PROBLEM –
The records that follow must be repeated exactly, minus the images.

· · · · · · ·

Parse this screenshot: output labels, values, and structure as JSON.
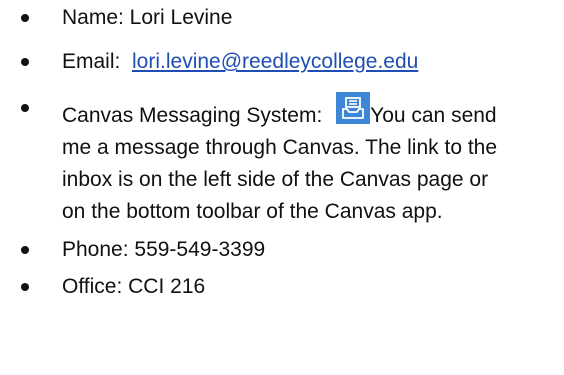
{
  "contact": {
    "name_text": "Name:  Lori Levine",
    "email_label": "Email:  ",
    "email_link": "lori.levine@reedleycollege.edu",
    "canvas_label": "Canvas Messaging System: ",
    "canvas_icon": "canvas-inbox-icon",
    "canvas_text": "You can send me a message through Canvas.  The link to the inbox is on the left side of the Canvas page or on the bottom toolbar of the Canvas app.",
    "phone_text": "Phone: 559-549-3399",
    "office_text": "Office:  CCI 216"
  },
  "colors": {
    "link": "#1f4fb4",
    "icon_bg": "#3e86d8"
  }
}
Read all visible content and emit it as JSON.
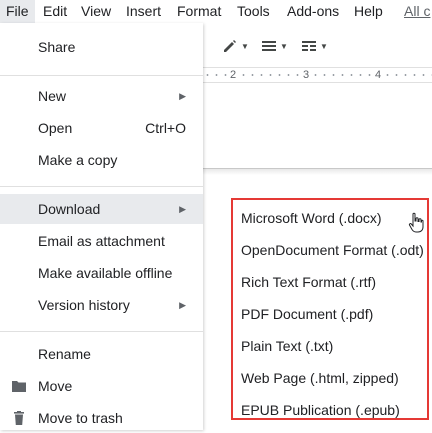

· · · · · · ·

EXERCISE SOLUTION –
Parse this screenshot: output labels, values, and structure as JSON.
{
  "contact": {
    "name_text": "Name:  Lori Levine",
    "email_label": "Email:  ",
    "email_link": "lori.levine@reedleycollege.edu",
    "canvas_label": "Canvas Messaging System: ",
    "canvas_icon": "canvas-inbox-icon",
    "canvas_text": "You can send me a message through Canvas.  The link to the inbox is on the left side of the Canvas page or on the bottom toolbar of the Canvas app.",
    "phone_text": "Phone: 559-549-3399",
    "office_text": "Office:  CCI 216"
  },
  "colors": {
    "link": "#1f4fb4",
    "icon_bg": "#3e86d8"
  }
}
Read all visible content and emit it as JSON.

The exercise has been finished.